What you will do
Show all lines below holding the string "Profile".

Material for the task
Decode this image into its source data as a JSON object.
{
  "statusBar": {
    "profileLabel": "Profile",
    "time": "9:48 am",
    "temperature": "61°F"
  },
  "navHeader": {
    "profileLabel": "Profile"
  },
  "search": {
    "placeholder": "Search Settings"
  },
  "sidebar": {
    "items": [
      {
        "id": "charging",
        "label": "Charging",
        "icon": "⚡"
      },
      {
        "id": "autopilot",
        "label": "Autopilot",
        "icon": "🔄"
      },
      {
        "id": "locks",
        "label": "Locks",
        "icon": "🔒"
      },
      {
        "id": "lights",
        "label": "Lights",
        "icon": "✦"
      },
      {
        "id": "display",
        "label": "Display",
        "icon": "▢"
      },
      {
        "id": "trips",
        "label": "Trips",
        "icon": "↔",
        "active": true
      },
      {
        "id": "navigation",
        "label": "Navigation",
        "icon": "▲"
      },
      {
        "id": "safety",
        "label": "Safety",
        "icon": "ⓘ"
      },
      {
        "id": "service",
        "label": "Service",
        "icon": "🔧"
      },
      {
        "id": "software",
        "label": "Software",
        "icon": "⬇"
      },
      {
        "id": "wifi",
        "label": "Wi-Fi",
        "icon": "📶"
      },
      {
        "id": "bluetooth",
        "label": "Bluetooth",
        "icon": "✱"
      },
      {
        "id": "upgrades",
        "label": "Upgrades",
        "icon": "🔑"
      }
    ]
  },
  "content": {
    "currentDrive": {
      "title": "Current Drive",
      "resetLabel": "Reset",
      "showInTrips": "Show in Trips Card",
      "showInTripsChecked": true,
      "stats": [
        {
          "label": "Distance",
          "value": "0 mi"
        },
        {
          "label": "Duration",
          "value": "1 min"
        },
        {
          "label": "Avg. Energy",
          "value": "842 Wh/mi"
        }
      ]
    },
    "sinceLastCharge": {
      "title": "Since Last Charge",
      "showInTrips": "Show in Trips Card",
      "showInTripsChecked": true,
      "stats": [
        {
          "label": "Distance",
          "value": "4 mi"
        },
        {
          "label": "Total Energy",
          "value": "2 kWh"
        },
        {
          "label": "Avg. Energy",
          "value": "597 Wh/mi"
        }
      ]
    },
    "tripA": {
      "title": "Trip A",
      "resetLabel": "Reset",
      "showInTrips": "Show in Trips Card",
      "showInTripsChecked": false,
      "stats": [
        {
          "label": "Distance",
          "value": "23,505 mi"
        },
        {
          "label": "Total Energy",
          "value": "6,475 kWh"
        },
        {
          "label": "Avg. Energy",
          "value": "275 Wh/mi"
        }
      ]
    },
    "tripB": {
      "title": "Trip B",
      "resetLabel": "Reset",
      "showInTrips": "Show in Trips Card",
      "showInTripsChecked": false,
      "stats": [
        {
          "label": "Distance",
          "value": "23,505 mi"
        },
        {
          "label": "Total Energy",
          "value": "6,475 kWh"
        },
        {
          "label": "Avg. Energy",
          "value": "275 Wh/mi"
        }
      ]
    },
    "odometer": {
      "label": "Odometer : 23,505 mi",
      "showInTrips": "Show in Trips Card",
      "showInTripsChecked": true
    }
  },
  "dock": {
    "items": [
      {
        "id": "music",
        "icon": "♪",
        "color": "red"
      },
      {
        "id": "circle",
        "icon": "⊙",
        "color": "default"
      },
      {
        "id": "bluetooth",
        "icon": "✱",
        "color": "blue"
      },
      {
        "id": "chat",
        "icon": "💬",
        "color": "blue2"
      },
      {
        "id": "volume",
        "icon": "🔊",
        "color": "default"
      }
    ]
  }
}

Answer section
    "profileLabel": "Profile",
    "profileLabel": "Profile"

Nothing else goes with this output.